Wednesday, Feb. 24
Our goRED Talks Series (ticketed events) is our new professional development series featuring inspiring women and thought leaders across the community. Purchase tickets.
Saturday, Feb. 27
Go Red Girl Scout Patch Digital Program allows scouts to earn their patch virtually! This program is for Juniors, Cadettes, Seniors and Ambassadors. Register your troop.
About American Heart Month:
February is American Heart Month, and the American Heart Association is asking the nation to turn its attention to keeping families and communities free from heart disease, the No. 1 killer of Americans.

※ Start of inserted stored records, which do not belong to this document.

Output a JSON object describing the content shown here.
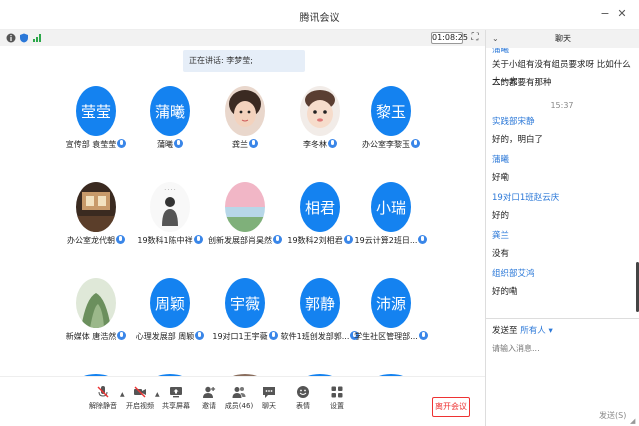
{
  "window": {
    "title": "腾讯会议"
  },
  "infobar": {
    "timer": "01:08:25"
  },
  "speaking": "正在讲话: 李梦莹;",
  "tiles": [
    {
      "label": "宣传部 袁莹莹",
      "avatar_text": "莹莹",
      "type": "text"
    },
    {
      "label": "蒲曦",
      "avatar_text": "蒲曦",
      "type": "text"
    },
    {
      "label": "龚兰",
      "avatar_text": "",
      "type": "photo-girl"
    },
    {
      "label": "李冬林",
      "avatar_text": "",
      "type": "photo-child"
    },
    {
      "label": "办公室李黎玉",
      "avatar_text": "黎玉",
      "type": "text"
    },
    {
      "label": "办公室龙代朝",
      "avatar_text": "",
      "type": "photo-room"
    },
    {
      "label": "19数科1陈中祥",
      "avatar_text": "",
      "type": "photo-figure"
    },
    {
      "label": "创新发展部肖昊然",
      "avatar_text": "",
      "type": "photo-landscape"
    },
    {
      "label": "19数科2刘相君",
      "avatar_text": "相君",
      "type": "text"
    },
    {
      "label": "19云计算2班日...",
      "avatar_text": "小瑞",
      "type": "text"
    },
    {
      "label": "新媒体 唐浩然",
      "avatar_text": "",
      "type": "photo-nature"
    },
    {
      "label": "心理发展部 周颖",
      "avatar_text": "周颖",
      "type": "text"
    },
    {
      "label": "19对口1王宇薇",
      "avatar_text": "宇薇",
      "type": "text"
    },
    {
      "label": "软件1班创发部郭...",
      "avatar_text": "郭静",
      "type": "text"
    },
    {
      "label": "学生社区管理部...",
      "avatar_text": "沛源",
      "type": "text"
    }
  ],
  "toolbar": {
    "mute": "解除静音",
    "video": "开启视频",
    "share": "共享屏幕",
    "invite": "邀请",
    "members": "成员(46)",
    "chat": "聊天",
    "reaction": "表情",
    "settings": "设置",
    "leave": "离开会议"
  },
  "chat": {
    "title": "聊天",
    "messages": [
      {
        "kind": "name",
        "text": "蒲曦"
      },
      {
        "kind": "text",
        "text": "关于小组有没有组员要求呀 比如什么大一大"
      },
      {
        "kind": "text",
        "text": "二的都要有那种"
      },
      {
        "kind": "time",
        "text": "15:37"
      },
      {
        "kind": "name",
        "text": "实践部宋静"
      },
      {
        "kind": "text",
        "text": "好的，明白了"
      },
      {
        "kind": "name",
        "text": "蒲曦"
      },
      {
        "kind": "text",
        "text": "好嘞"
      },
      {
        "kind": "name",
        "text": "19对口1班赵云庆"
      },
      {
        "kind": "text",
        "text": "好的"
      },
      {
        "kind": "name",
        "text": "龚兰"
      },
      {
        "kind": "text",
        "text": "没有"
      },
      {
        "kind": "name",
        "text": "组织部艾鸿"
      },
      {
        "kind": "text",
        "text": "好的嘞"
      }
    ],
    "send_to_label": "发送至",
    "send_to_target": "所有人",
    "input_placeholder": "请输入消息...",
    "send_button": "发送(S)"
  },
  "colors": {
    "accent": "#1482f0",
    "leave": "#e33333",
    "name": "#2b78d8"
  }
}
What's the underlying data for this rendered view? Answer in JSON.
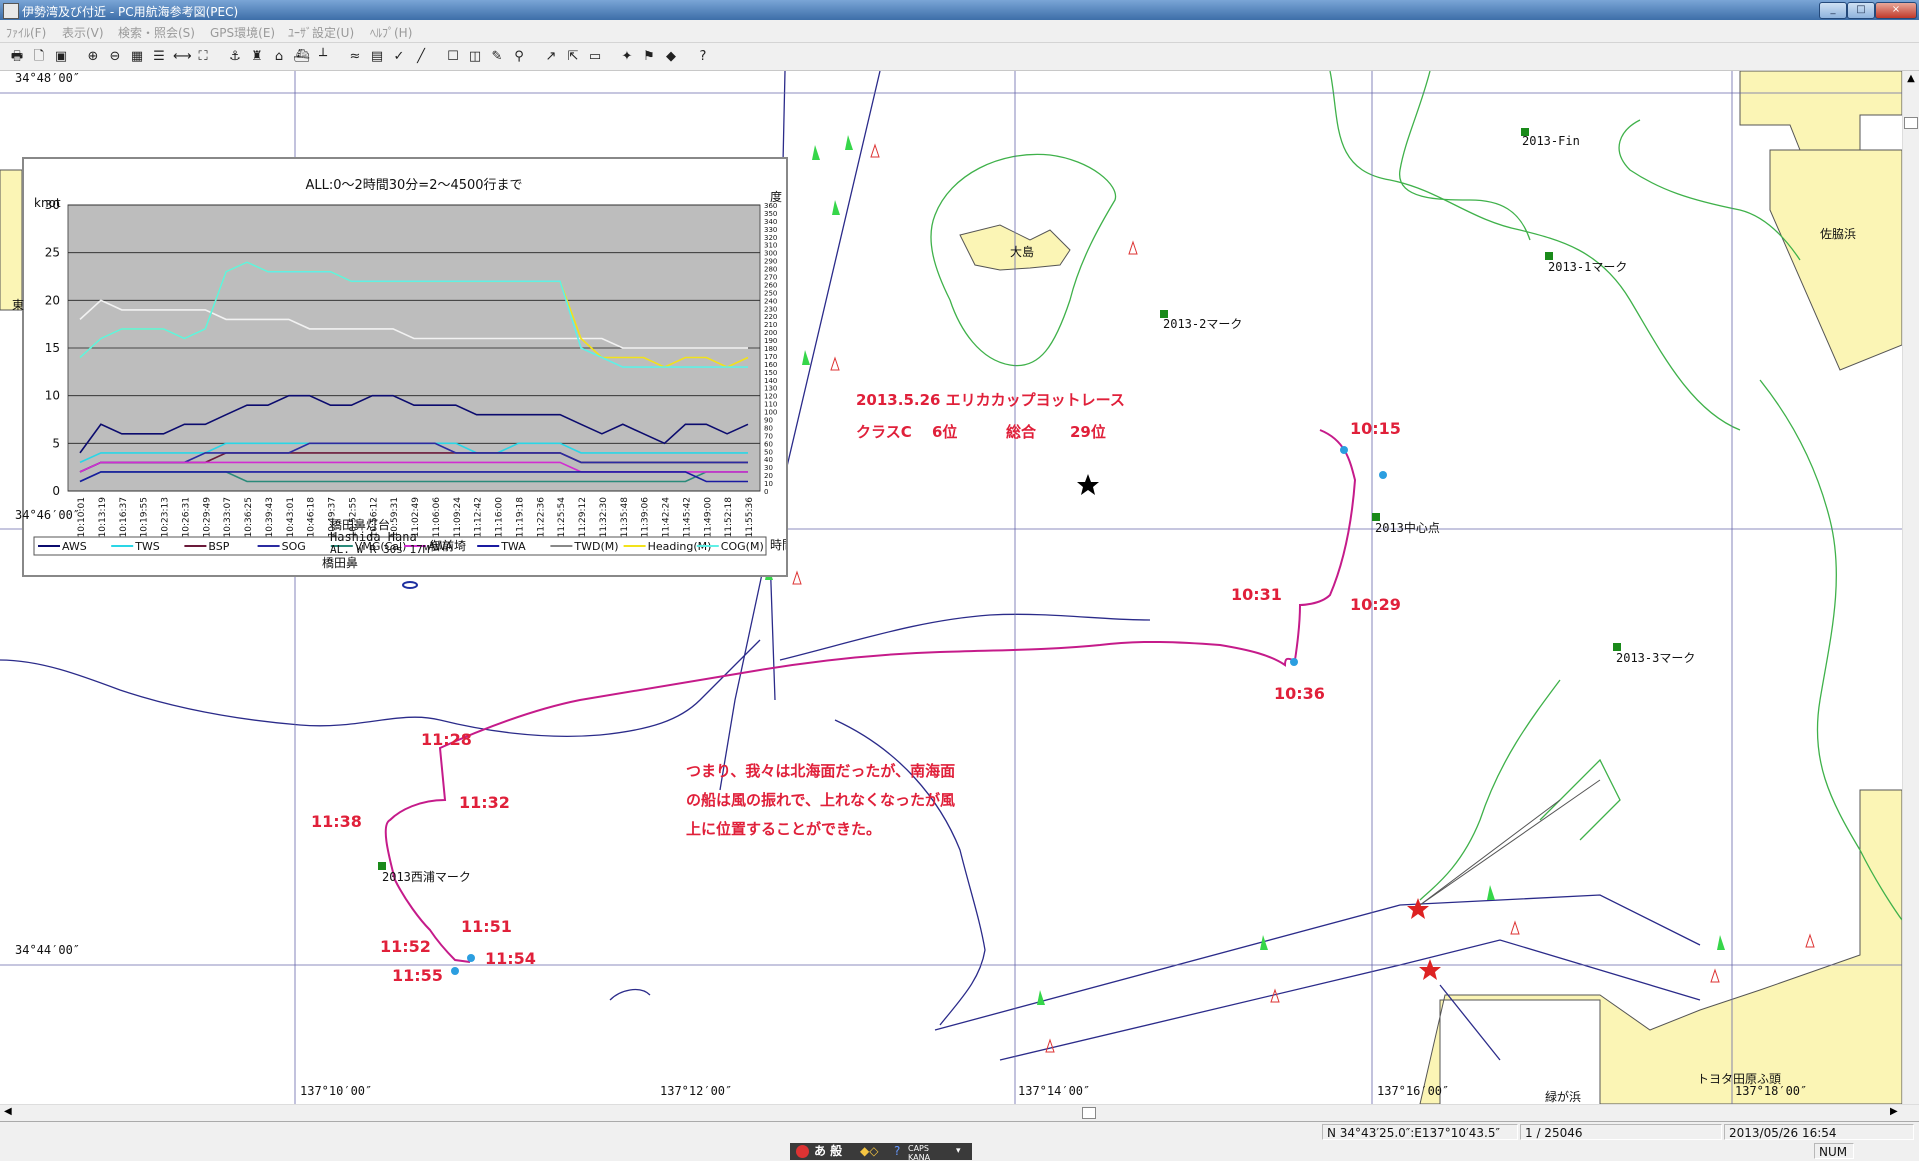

Cardiovascular disease (heart disease and stroke combined) kill about 2,300 a day. Obesity in both youth and adults is at an all-time high, youth are being diagnosed with heart disease earlier than ever and people just ZIP codes apart can live 25 years less than their neighbors because of disparities in health.
American Heart Month is vital for awareness, but the American Heart Association urges people to take care of their hearts year-round. Consider the facts:
- Heart disease kills more people than all forms of cancer combined.
- Heart attacks affect more people every year than the population of Dallas, Texas.
- 83 percent believe that heart attacks can be prevented but aren’t motivated to do anything.
- 72 percent of Americans don’t consider themselves at risk for heart disease.
- And 58 percent put no effort into improving their heart health.
While science is advancing medicine in exciting new ways, unhealthy lifestyle choices combined with rising obesity rates in both kids and adults have hindered progress fighting heart disease.
The good news is that heart disease is preventable in most cases with healthy choices, which include not smoking, maintaining a healthy weight, controlling blood sugar and cholesterol, treating high blood pressure, getting at least 150 minutes of moderate-intensity physical activity a week and getting regular checkups.
Thanks to the American Heart Association for providing the content.